— Exercise details —
Tally the lines of the entries below that hold the word "Profile", and please give only the total.

— App and web page records —
════════════════════

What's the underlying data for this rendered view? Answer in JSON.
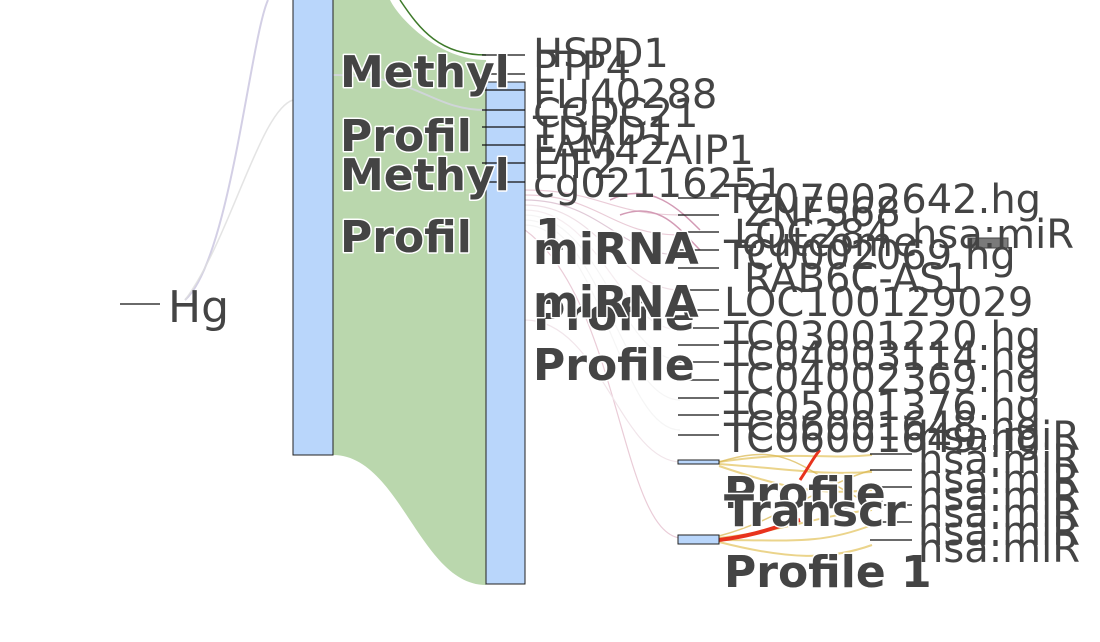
{
  "colors": {
    "node_fill": "#b9d6fb",
    "node_stroke": "#222222",
    "label": "#444444",
    "green_flow": "#a9cd98",
    "green_edge": "#3e7a2a",
    "lavender_flow": "#c8c3df",
    "pink_flow": "#d9a3b8",
    "gold_flow": "#e2c25a",
    "red_flow": "#e8331d",
    "gray_node": "#7a7a7a"
  },
  "root": {
    "label": "Hg"
  },
  "group_labels": {
    "methyl_a": "Methyl",
    "profil_a": "Profil",
    "methyl_b": "Methyl",
    "profil_b": "Profil",
    "one": "1",
    "mirna_a": "miRNA",
    "mirna_b": "miRNA",
    "profile_hidden": "Profile",
    "profile_c": "Profile",
    "profile_d": "Profile",
    "transcr": "Transcr",
    "profile_1": "Profile 1"
  },
  "genes": [
    "HSPD1",
    "PTP4",
    "FLJ40288",
    "CCDC21",
    "TDRD1",
    "FAM42AIP1",
    "EIF2",
    "cg02116251"
  ],
  "transcripts": [
    "TC07002642.hg",
    "ZNF568",
    "LOC284",
    "hsa:miR",
    "TC0002069.hg",
    "RAB6C-AS1",
    "LOC100129029",
    "TC03001220.hg",
    "TC04003114.hg",
    "TC04002369.hg",
    "TC05001376.hg",
    "TC06001648.hg",
    "TC06001649.hg"
  ],
  "outcome": {
    "label": "outcome"
  },
  "mirnas": [
    "hsa:miR",
    "hsa:miR",
    "hsa:miR",
    "hsa:miR",
    "hsa:miR",
    "hsa:miR",
    "hsa:miR"
  ]
}
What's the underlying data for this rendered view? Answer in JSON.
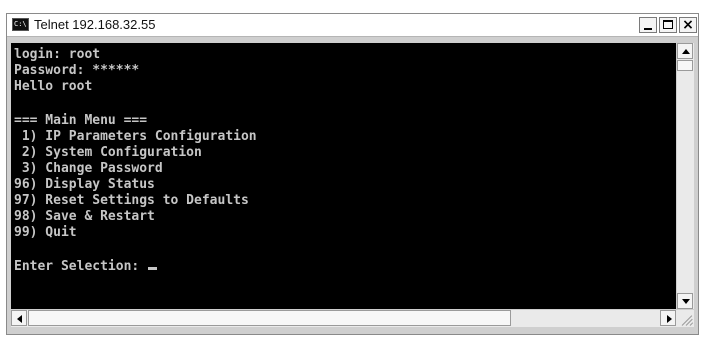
{
  "window": {
    "title": "Telnet 192.168.32.55",
    "icon": "console-icon",
    "icon_text": "C:\\",
    "controls": {
      "minimize": "minimize-icon",
      "maximize": "maximize-icon",
      "close": "×"
    }
  },
  "console": {
    "login": "login: root",
    "password": "Password: ******",
    "greeting": "Hello root",
    "menu_header": "=== Main Menu ===",
    "menu_items": [
      " 1) IP Parameters Configuration",
      " 2) System Configuration",
      " 3) Change Password",
      "96) Display Status",
      "97) Reset Settings to Defaults",
      "98) Save & Restart",
      "99) Quit"
    ],
    "prompt": "Enter Selection: "
  },
  "colors": {
    "console_background": "#000000",
    "console_text": "#c6c6c6",
    "titlebar": "#ffffff",
    "frame": "#cfcfcf"
  }
}
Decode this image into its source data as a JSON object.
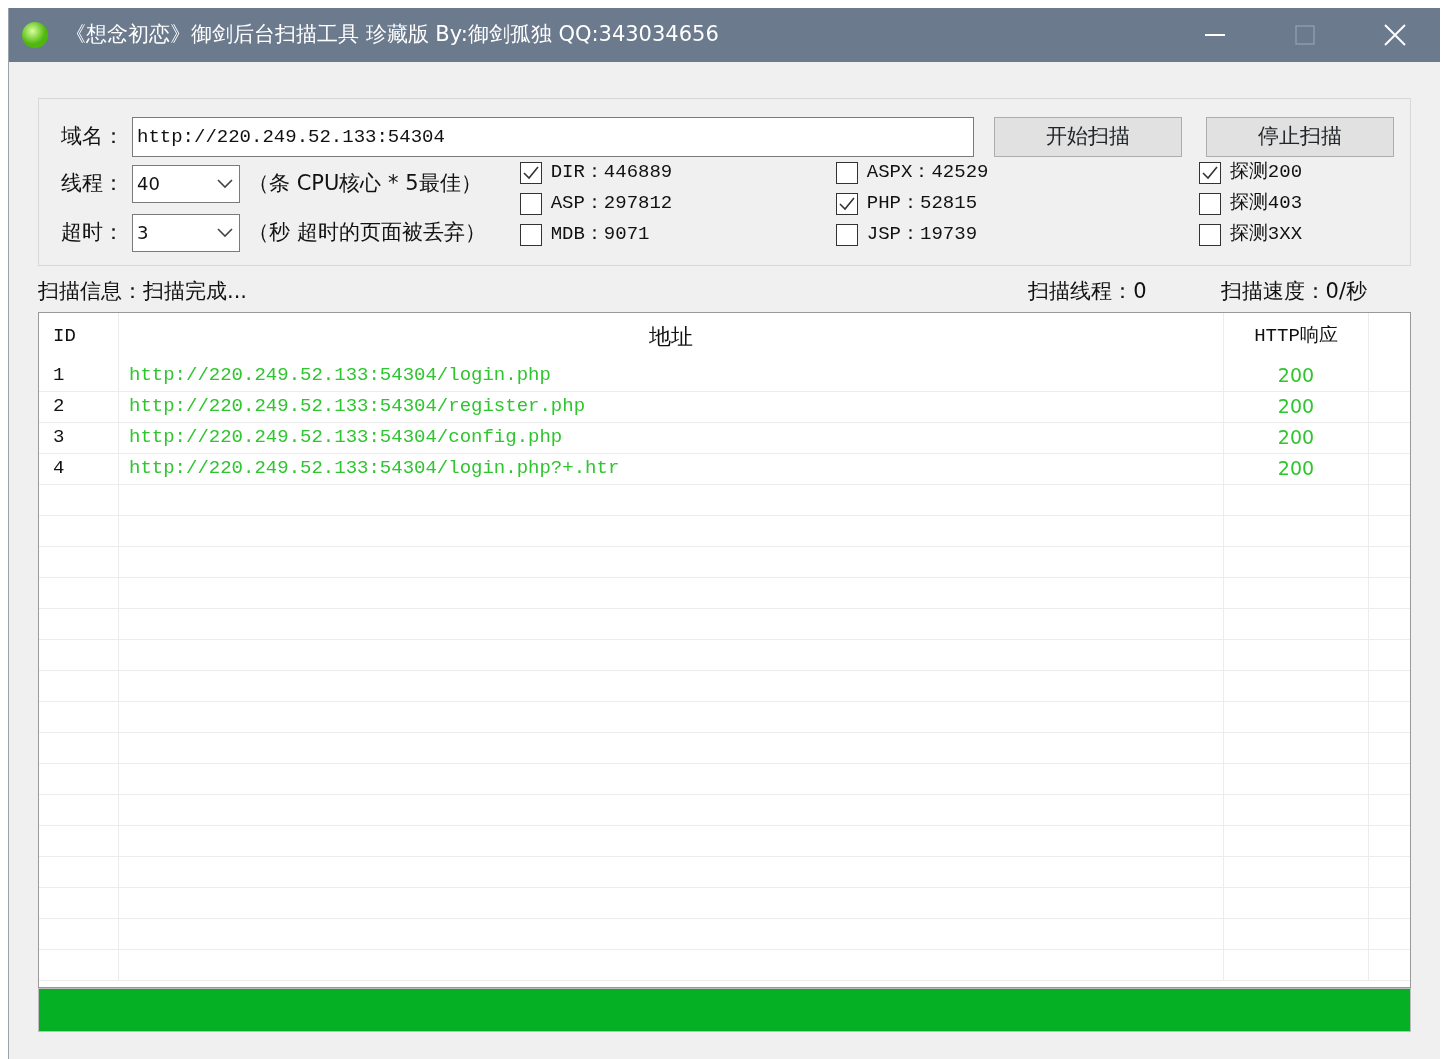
{
  "window": {
    "title": "《想念初恋》御剑后台扫描工具 珍藏版 By:御剑孤独 QQ:343034656"
  },
  "domain": {
    "label": "域名：",
    "value": "http://220.249.52.133:54304"
  },
  "buttons": [
    "开始扫描",
    "停止扫描"
  ],
  "settings": [
    {
      "label": "线程：",
      "value": "40",
      "hint": "（条 CPU核心 * 5最佳）"
    },
    {
      "label": "超时：",
      "value": "3",
      "hint": "（秒 超时的页面被丢弃）"
    }
  ],
  "option_columns": [
    {
      "items": [
        {
          "label": "DIR：446889",
          "checked": true
        },
        {
          "label": "ASP：297812",
          "checked": false
        },
        {
          "label": "MDB：9071",
          "checked": false
        }
      ]
    },
    {
      "items": [
        {
          "label": "ASPX：42529",
          "checked": false
        },
        {
          "label": "PHP：52815",
          "checked": true
        },
        {
          "label": "JSP：19739",
          "checked": false
        }
      ]
    },
    {
      "items": [
        {
          "label": "探测200",
          "checked": true
        },
        {
          "label": "探测403",
          "checked": false
        },
        {
          "label": "探测3XX",
          "checked": false
        }
      ]
    }
  ],
  "status": {
    "info": "扫描信息：扫描完成...",
    "threads": "扫描线程：0",
    "speed": "扫描速度：0/秒"
  },
  "table": {
    "columns": [
      "ID",
      "地址",
      "HTTP响应"
    ],
    "rows": [
      {
        "id": "1",
        "url": "http://220.249.52.133:54304/login.php",
        "code": "200"
      },
      {
        "id": "2",
        "url": "http://220.249.52.133:54304/register.php",
        "code": "200"
      },
      {
        "id": "3",
        "url": "http://220.249.52.133:54304/config.php",
        "code": "200"
      },
      {
        "id": "4",
        "url": "http://220.249.52.133:54304/login.php?+.htr",
        "code": "200"
      }
    ]
  },
  "progress": {
    "level": 1
  }
}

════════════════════

— Solution to the exercise —
4